Former Pakistan captain and the Chief Selector in the (PCB), Inzamam-ul-Haq has named three game-changers of cricket from different eras.
First and foremost, Inzy took the name of West Indies great Sir Vivian Richards, who tormented bowlers of his era to all corners of the ground, with his aggressive strokeplay.
Then, chronologically, Inzamam included former Sri Lankan opener Sanath Jayasuriya in his list, who offered a never-seen-before brand of cricket, along with Romesh Kaluwitharana, during the World Cup of 1996.
Later, the gentle-giant added South Africa’s ace batsman AB de Villiers amongst the game-changers of World Cricket. The maverick Protean smashed bowler to all places in the ground and gained the reputation of being a 360-degree batsman.
“3 players have changed the game of cricket, given it a new style,” Inzy mentioned in his video blog on YouTube.
Until the 70s, the batsmen who seldom wore helmets and other protective gears only played to survive against fast bowlers. However, the game saw a paradigm shift with Viv Richards taking on the pace bowlers.
“Years ago it was Viv Richards, who changed the game. At that time batsmen used to play fast bowlers on the backfoot but he showed everyone how to play them off the front foot. He taught everyone that fast bowlers can be attacked. He was an ever great player,” added Inzamam.
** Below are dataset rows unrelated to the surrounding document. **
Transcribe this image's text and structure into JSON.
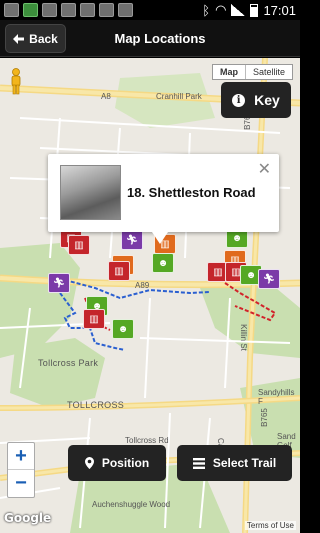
{
  "status_bar": {
    "time": "17:01"
  },
  "header": {
    "back_label": "Back",
    "title": "Map Locations"
  },
  "map_controls": {
    "map_type_options": [
      "Map",
      "Satellite"
    ],
    "key_label": "Key"
  },
  "info_window": {
    "title": "18. Shettleston Road"
  },
  "map_labels": {
    "road_a8": "A8",
    "cranhill_park": "Cranhill Park",
    "b765_top": "B765",
    "a89": "A89",
    "killin_st": "Killin St",
    "tollcross_park": "Tollcross Park",
    "tollcross": "TOLLCROSS",
    "tollcross_rd": "Tollcross Rd",
    "b765_lower": "B765",
    "sandyhills": "Sandyhills F",
    "sandy_golf": "Sand Golf",
    "auchenshuggle": "Auchenshuggle Wood",
    "car": "Car"
  },
  "bottom": {
    "position_label": "Position",
    "select_trail_label": "Select Trail",
    "zoom_in": "+",
    "zoom_out": "−",
    "google": "Google",
    "terms": "Terms of Use"
  },
  "colors": {
    "marker_red": "#c4252b",
    "marker_green": "#55a824",
    "marker_purple": "#7b3aa8",
    "marker_orange": "#e06a1d",
    "trail_blue": "#2a5fd0",
    "trail_red": "#d2232a"
  }
}
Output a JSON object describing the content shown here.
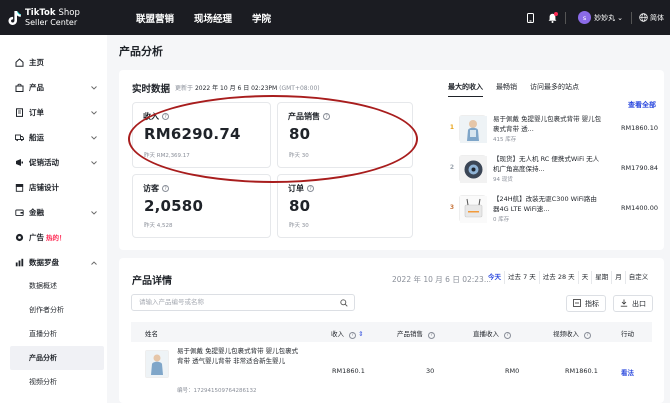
{
  "header": {
    "brand_line1": "TikTok",
    "brand_line1_suffix": "Shop",
    "brand_line2": "Seller Center",
    "nav": [
      "联盟营销",
      "现场经理",
      "学院"
    ],
    "avatar_letter": "s",
    "username": "妙妙丸",
    "language": "简体"
  },
  "sidebar": {
    "items": [
      {
        "label": "主页",
        "icon": "home-icon"
      },
      {
        "label": "产品",
        "icon": "bag-icon"
      },
      {
        "label": "订单",
        "icon": "order-icon"
      },
      {
        "label": "船运",
        "icon": "truck-icon"
      },
      {
        "label": "促销活动",
        "icon": "promo-icon"
      },
      {
        "label": "店铺设计",
        "icon": "store-icon"
      },
      {
        "label": "金融",
        "icon": "wallet-icon"
      },
      {
        "label": "广告",
        "icon": "ads-icon",
        "badge": "热的！"
      },
      {
        "label": "数据罗盘",
        "icon": "compass-icon"
      }
    ],
    "subitems": [
      "数据概述",
      "创作者分析",
      "直播分析",
      "产品分析",
      "视频分析"
    ]
  },
  "page": {
    "title": "产品分析"
  },
  "realtime": {
    "title": "实时数据",
    "updated_label": "更新于",
    "updated_time": "2022 年 10 月 6 日 02:23PM",
    "timezone": "(GMT+08:00)",
    "metrics": [
      {
        "label": "收入",
        "value": "RM6290.74",
        "prev": "昨天 RM2,369.17"
      },
      {
        "label": "产品销售",
        "value": "80",
        "prev": "昨天 30"
      },
      {
        "label": "访客",
        "value": "2,0580",
        "prev": "昨天 4,528"
      },
      {
        "label": "订单",
        "value": "80",
        "prev": "昨天 30"
      }
    ],
    "tabs": [
      "最大的收入",
      "最畅销",
      "访问最多的站点"
    ],
    "view_all": "查看全部",
    "top_products": [
      {
        "rank": "1",
        "name": "易于佩戴 免提婴儿包裹式背带 婴儿包裹式背带 透...",
        "sub": "415 库存",
        "amount": "RM1860.10"
      },
      {
        "rank": "2",
        "name": "【现货】无人机 RC 便携式WiFi 无人机广角高度保持...",
        "sub": "94 现货",
        "amount": "RM1790.84"
      },
      {
        "rank": "3",
        "name": "【24H航】改装无驱C300 WiFi路由器4G LTE WiFi速...",
        "sub": "0 库存",
        "amount": "RM1400.00"
      }
    ],
    "colors": {
      "rank_gold": "#e8a317",
      "rank_silver": "#9aa3ad",
      "rank_bronze": "#c97a43",
      "accent": "#2c4ade",
      "annotation": "#a81d1d"
    }
  },
  "product_detail": {
    "title": "产品详情",
    "date": "2022 年 10 月 6 日 02:23...",
    "periods": [
      "今天",
      "过去 7 天",
      "过去 28 天",
      "天",
      "星期",
      "月",
      "自定义"
    ],
    "active_period": "今天",
    "search_placeholder": "请输入产品编号或名称",
    "metrics_button": "指标",
    "export_button": "出口",
    "columns": [
      "姓名",
      "收入",
      "产品销售",
      "直播收入",
      "视频收入",
      "行动"
    ],
    "rows": [
      {
        "name": "易于佩戴 免提婴儿包裹式背带 婴儿包裹式背带 透气婴儿背带 非常适合新生婴儿",
        "id": "编号：172941509764286132",
        "revenue": "RM1860.1",
        "sales": "30",
        "live": "RM0",
        "video": "RM1860.1",
        "action": "看法"
      }
    ]
  }
}
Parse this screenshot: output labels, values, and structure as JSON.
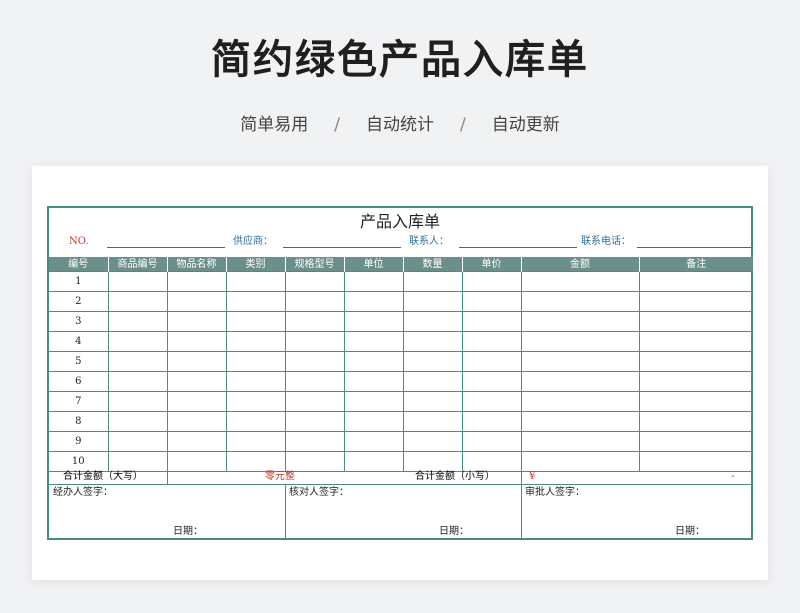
{
  "hero": {
    "title": "简约绿色产品入库单",
    "tags": [
      "简单易用",
      "自动统计",
      "自动更新"
    ],
    "separator": "/"
  },
  "sheet": {
    "title": "产品入库单",
    "no_label": "NO.",
    "supplier_label": "供应商：",
    "contact_label": "联系人：",
    "phone_label": "联系电话：",
    "columns": [
      "编号",
      "商品编号",
      "物品名称",
      "类别",
      "规格型号",
      "单位",
      "数量",
      "单价",
      "金额",
      "备注"
    ],
    "rows": [
      "1",
      "2",
      "3",
      "4",
      "5",
      "6",
      "7",
      "8",
      "9",
      "10"
    ],
    "total_upper_label": "合计金额（大写）",
    "total_upper_value": "零元整",
    "total_lower_label": "合计金额（小写）",
    "currency_symbol": "¥",
    "total_lower_value": "-",
    "signers": [
      "经办人签字：",
      "核对人签字：",
      "审批人签字："
    ],
    "date_label": "日期："
  },
  "colors": {
    "border": "#4a8a82",
    "header_bg": "#6b908b",
    "label_blue": "#2d6f9c",
    "accent_red": "#c0392b"
  }
}
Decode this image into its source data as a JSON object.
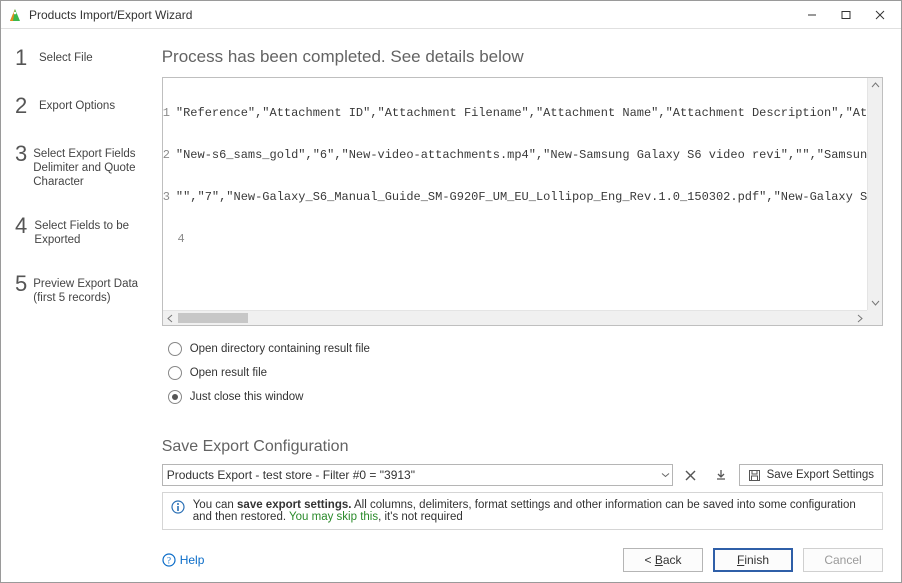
{
  "window": {
    "title": "Products Import/Export Wizard"
  },
  "steps": [
    {
      "num": "1",
      "label": "Select File"
    },
    {
      "num": "2",
      "label": "Export Options"
    },
    {
      "num": "3",
      "label": "Select Export Fields Delimiter and Quote Character"
    },
    {
      "num": "4",
      "label": "Select Fields to be Exported"
    },
    {
      "num": "5",
      "label": "Preview Export Data (first 5 records)"
    }
  ],
  "heading": "Process has been completed. See details below",
  "code_lines": [
    "\"Reference\",\"Attachment ID\",\"Attachment Filename\",\"Attachment Name\",\"Attachment Description\",\"At",
    "\"New-s6_sams_gold\",\"6\",\"New-video-attachments.mp4\",\"New-Samsung Galaxy S6 video revi\",\"\",\"Samsun",
    "\"\",\"7\",\"New-Galaxy_S6_Manual_Guide_SM-G920F_UM_EU_Lollipop_Eng_Rev.1.0_150302.pdf\",\"New-Galaxy S",
    ""
  ],
  "radios": {
    "open_dir": "Open directory containing result file",
    "open_file": "Open result file",
    "just_close": "Just close this window",
    "selected": "just_close"
  },
  "save_config": {
    "heading": "Save Export Configuration",
    "value": "Products Export - test store - Filter #0 = \"3913\"",
    "save_btn": "Save Export Settings"
  },
  "info": {
    "pre": "You can ",
    "bold": "save export settings.",
    "mid": " All columns, delimiters, format settings and other information can be saved into some configuration and then restored. ",
    "green": "You may skip this",
    "post": ", it's not required"
  },
  "footer": {
    "help": "Help",
    "back": "< Back",
    "finish": "Finish",
    "cancel": "Cancel"
  }
}
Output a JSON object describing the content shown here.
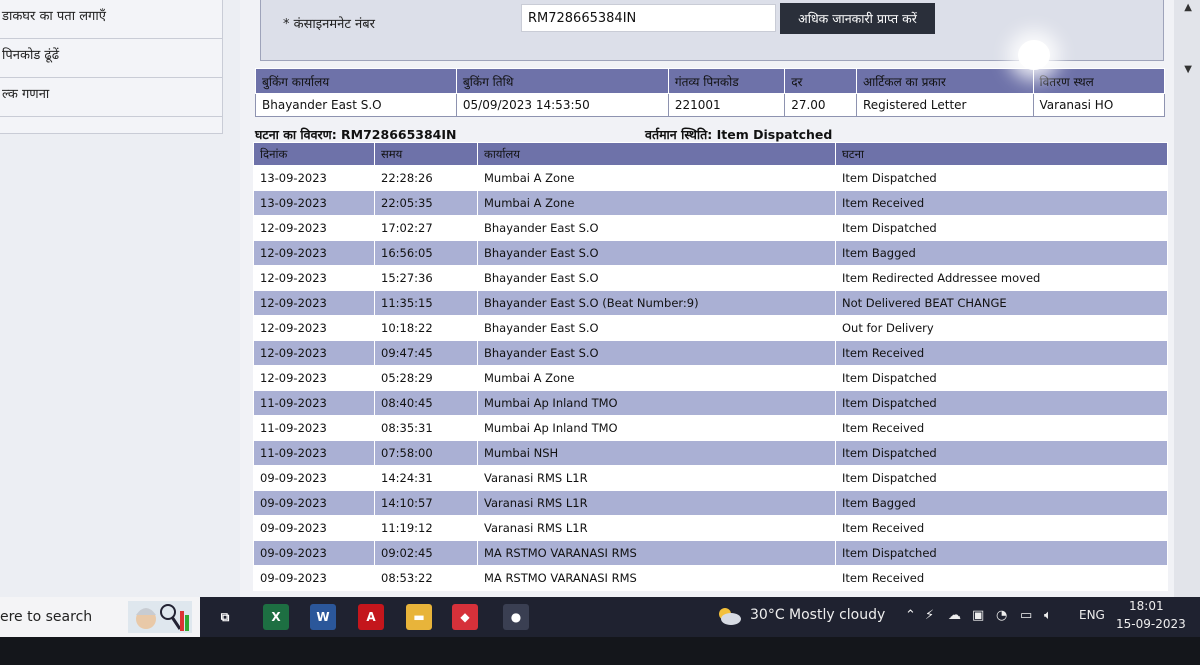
{
  "nav": {
    "items": [
      "डाकघर का पता लगाएँ",
      "पिनकोड ढूंढें",
      "ल्क गणना"
    ]
  },
  "search": {
    "label": "* कंसाइनमनेट नंबर",
    "value": "RM728665384IN",
    "button_label": "अधिक जानकारी प्राप्त करें"
  },
  "booking": {
    "headers": [
      "बुकिंग कार्यालय",
      "बुकिंग तिथि",
      "गंतव्य पिनकोड",
      "दर",
      "आर्टिकल का प्रकार",
      "वितरण स्थल"
    ],
    "row": [
      "Bhayander East S.O",
      "05/09/2023 14:53:50",
      "221001",
      "27.00",
      "Registered Letter",
      "Varanasi HO"
    ]
  },
  "events": {
    "title": "घटना का विवरण: RM728665384IN",
    "status": "वर्तमान स्थिति: Item Dispatched",
    "headers": [
      "दिनांक",
      "समय",
      "कार्यालय",
      "घटना"
    ],
    "rows": [
      [
        "13-09-2023",
        "22:28:26",
        "Mumbai A Zone",
        "Item Dispatched"
      ],
      [
        "13-09-2023",
        "22:05:35",
        "Mumbai A Zone",
        "Item Received"
      ],
      [
        "12-09-2023",
        "17:02:27",
        "Bhayander East S.O",
        "Item Dispatched"
      ],
      [
        "12-09-2023",
        "16:56:05",
        "Bhayander East S.O",
        "Item Bagged"
      ],
      [
        "12-09-2023",
        "15:27:36",
        "Bhayander East S.O",
        "Item Redirected Addressee moved"
      ],
      [
        "12-09-2023",
        "11:35:15",
        "Bhayander East S.O (Beat Number:9)",
        "Not Delivered BEAT CHANGE"
      ],
      [
        "12-09-2023",
        "10:18:22",
        "Bhayander East S.O",
        "Out for Delivery"
      ],
      [
        "12-09-2023",
        "09:47:45",
        "Bhayander East S.O",
        "Item Received"
      ],
      [
        "12-09-2023",
        "05:28:29",
        "Mumbai A Zone",
        "Item Dispatched"
      ],
      [
        "11-09-2023",
        "08:40:45",
        "Mumbai Ap Inland TMO",
        "Item Dispatched"
      ],
      [
        "11-09-2023",
        "08:35:31",
        "Mumbai Ap Inland TMO",
        "Item Received"
      ],
      [
        "11-09-2023",
        "07:58:00",
        "Mumbai NSH",
        "Item Dispatched"
      ],
      [
        "09-09-2023",
        "14:24:31",
        "Varanasi RMS L1R",
        "Item Dispatched"
      ],
      [
        "09-09-2023",
        "14:10:57",
        "Varanasi RMS L1R",
        "Item Bagged"
      ],
      [
        "09-09-2023",
        "11:19:12",
        "Varanasi RMS L1R",
        "Item Received"
      ],
      [
        "09-09-2023",
        "09:02:45",
        "MA RSTMO VARANASI RMS",
        "Item Dispatched"
      ],
      [
        "09-09-2023",
        "08:53:22",
        "MA RSTMO VARANASI RMS",
        "Item Received"
      ]
    ]
  },
  "taskbar": {
    "search_text": "ere to search",
    "apps": [
      {
        "icon": "task-view-icon",
        "glyph": "⧉",
        "color": "#1f2230"
      },
      {
        "icon": "excel-icon",
        "glyph": "X",
        "color": "#1d6f42"
      },
      {
        "icon": "word-icon",
        "glyph": "W",
        "color": "#2b579a"
      },
      {
        "icon": "acrobat-icon",
        "glyph": "A",
        "color": "#c4161c"
      },
      {
        "icon": "file-explorer-icon",
        "glyph": "▬",
        "color": "#e8b43a"
      },
      {
        "icon": "anydesk-icon",
        "glyph": "◆",
        "color": "#d6313a"
      },
      {
        "icon": "chrome-icon",
        "glyph": "●",
        "color": "#3a3f52"
      }
    ],
    "weather": "30°C  Mostly cloudy",
    "language": "ENG",
    "time": "18:01",
    "date": "15-09-2023"
  },
  "colors": {
    "header_row": "#6e72a9",
    "alt_row": "#aab0d4",
    "button": "#2a2f3a",
    "taskbar": "#1f2230"
  }
}
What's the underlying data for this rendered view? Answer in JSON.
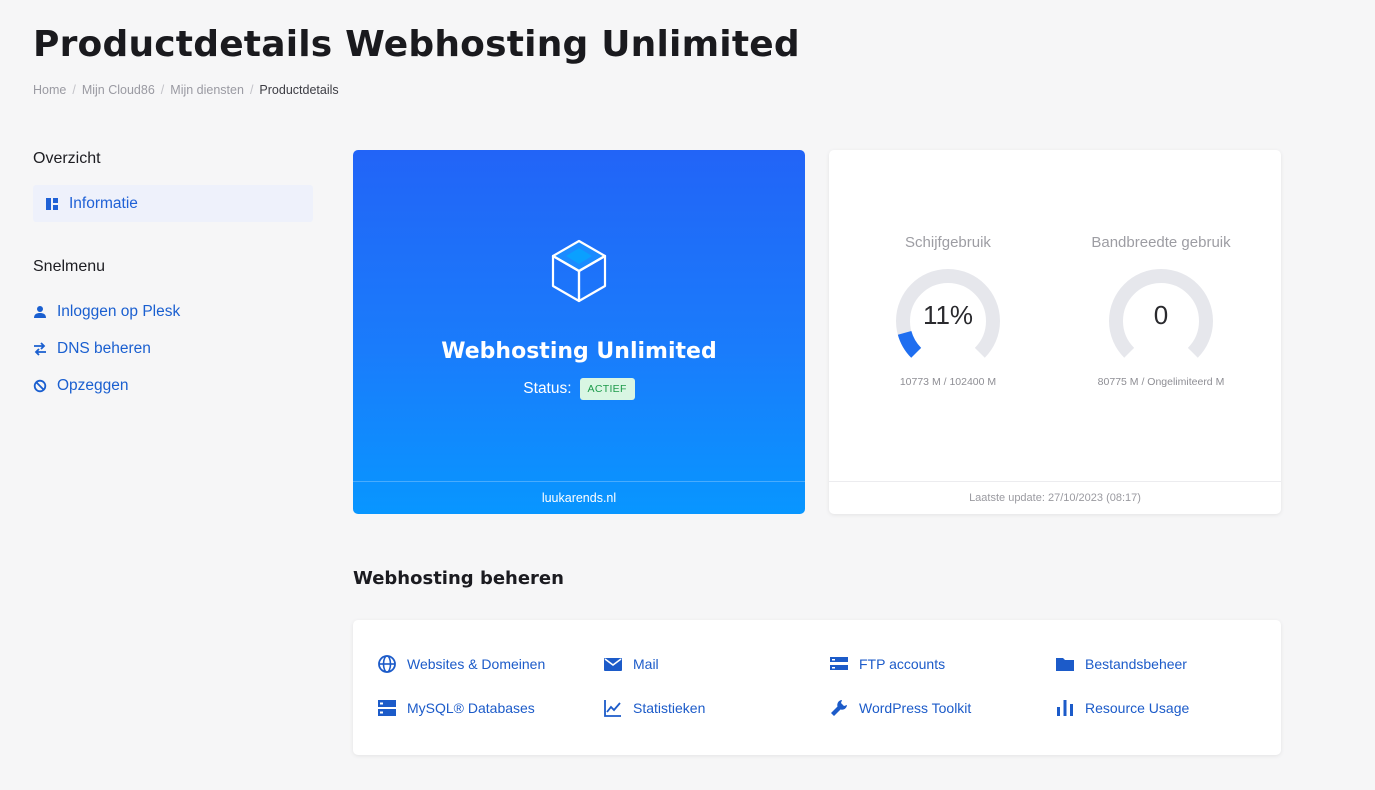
{
  "page": {
    "title": "Productdetails Webhosting Unlimited"
  },
  "breadcrumb": [
    {
      "label": "Home"
    },
    {
      "label": "Mijn Cloud86"
    },
    {
      "label": "Mijn diensten"
    },
    {
      "label": "Productdetails"
    }
  ],
  "sidebar": {
    "overview_heading": "Overzicht",
    "active_item": {
      "label": "Informatie",
      "icon": "dashboard-icon"
    },
    "quickmenu_heading": "Snelmenu",
    "links": [
      {
        "label": "Inloggen op Plesk",
        "icon": "user-icon"
      },
      {
        "label": "DNS beheren",
        "icon": "swap-arrows-icon"
      },
      {
        "label": "Opzeggen",
        "icon": "block-icon"
      }
    ]
  },
  "product": {
    "name": "Webhosting Unlimited",
    "status_label": "Status:",
    "status_value": "ACTIEF",
    "domain": "luukarends.nl",
    "icon": "cube-icon"
  },
  "usage": {
    "disk": {
      "title": "Schijfgebruik",
      "value": "11%",
      "fraction": 0.11,
      "detail": "10773 M / 102400 M"
    },
    "bandwidth": {
      "title": "Bandbreedte gebruik",
      "value": "0",
      "fraction": 0,
      "detail": "80775 M / Ongelimiteerd M"
    },
    "last_update": "Laatste update: 27/10/2023 (08:17)"
  },
  "manage": {
    "title": "Webhosting beheren",
    "items": [
      {
        "label": "Websites & Domeinen",
        "icon": "globe-icon"
      },
      {
        "label": "Mail",
        "icon": "mail-icon"
      },
      {
        "label": "FTP accounts",
        "icon": "ftp-server-icon"
      },
      {
        "label": "Bestandsbeheer",
        "icon": "folder-icon"
      },
      {
        "label": "MySQL® Databases",
        "icon": "database-icon"
      },
      {
        "label": "Statistieken",
        "icon": "line-chart-icon"
      },
      {
        "label": "WordPress Toolkit",
        "icon": "wrench-icon"
      },
      {
        "label": "Resource Usage",
        "icon": "bar-chart-icon"
      }
    ]
  },
  "colors": {
    "accent": "#1f61d6",
    "card_gradient_top": "#2264f7",
    "card_gradient_bottom": "#0896ff",
    "status_badge_bg": "#d9f6e3",
    "status_badge_text": "#1c9a4a",
    "gauge_track": "#e6e7ec",
    "gauge_fill": "#1f6ef0"
  }
}
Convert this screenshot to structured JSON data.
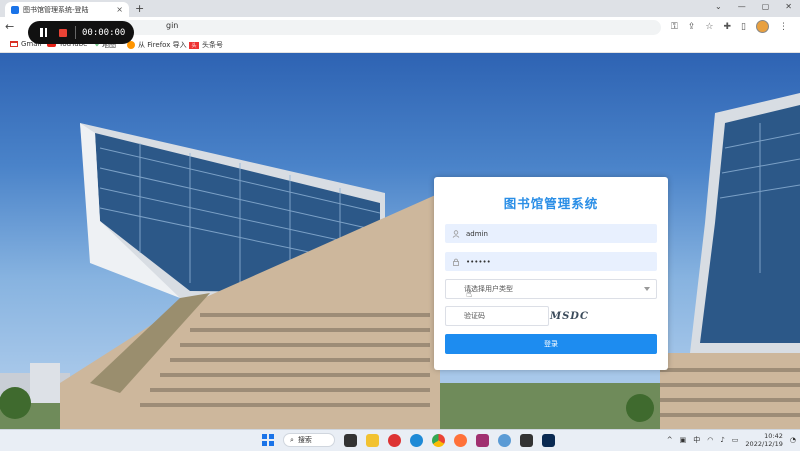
{
  "browser": {
    "tab_title": "图书馆管理系统-登陆",
    "tab_close": "×",
    "new_tab": "+",
    "window_controls": [
      "⌄",
      "—",
      "▢",
      "✕"
    ],
    "url_visible": "gin",
    "bookmarks": [
      {
        "label": "Gmail",
        "icon": "gmail-icon"
      },
      {
        "label": "YouTube",
        "icon": "youtube-icon"
      },
      {
        "label": "地图",
        "icon": "maps-icon"
      },
      {
        "label": "从 Firefox 导入",
        "icon": "folder-icon"
      },
      {
        "label": "头条号",
        "icon": "toutiao-icon"
      }
    ]
  },
  "recorder": {
    "elapsed": "00:00:00"
  },
  "login": {
    "title": "图书馆管理系统",
    "username": "admin",
    "password": "••••••",
    "user_type_placeholder": "请选择用户类型",
    "captcha_placeholder": "验证码",
    "captcha_image_text": "MSDC",
    "submit_label": "登录"
  },
  "taskbar": {
    "search_label": "搜索",
    "ime": "中",
    "time": "10:42",
    "date": "2022/12/19"
  },
  "colors": {
    "accent": "#1d8cf0",
    "title": "#2a8ee6",
    "input_fill": "#e8f0fe"
  }
}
Until the mid-90s, the idea of the batting teams was to save their wicket for the onslaught at the backend of the innings. This led to batters paying respect to the new-ball bowlers even with field restrictions.
Moreover, this template was changed by Sri Lankan openers and Jayasuriya and Kaluwitharana, who hit bowlers over the in-field in the first 15-overs of the innings.
“The second change was brought in by Sanath Jayasuriya. He decided to attack the fast bowlers in the first 15 overs. Before his arrival, the ones who used to hit the ball in the air were not considered as proper batsmen, but he changed the perception by hitting the fast bowlers over the infield in the first 15 overs,” continued the 49-year-old.
With the advent of T20 cricket, the room for improvisation among modern-day batters went beyond the horizon. The likes of De Villiers took on bowlers to hit them in never-seen-before areas, over wicket-keeper.
“The third player who changed cricket was AB de Villiers. He changed cricket for the third time. I would credit the fast-paced cricket that you see in ODIs and T20s today to de Villiers. Previously batsmen used to hit the straight bat. De Villiers came in, started to hit the paddle sweeps, reverse sweeps,” concluded Haq.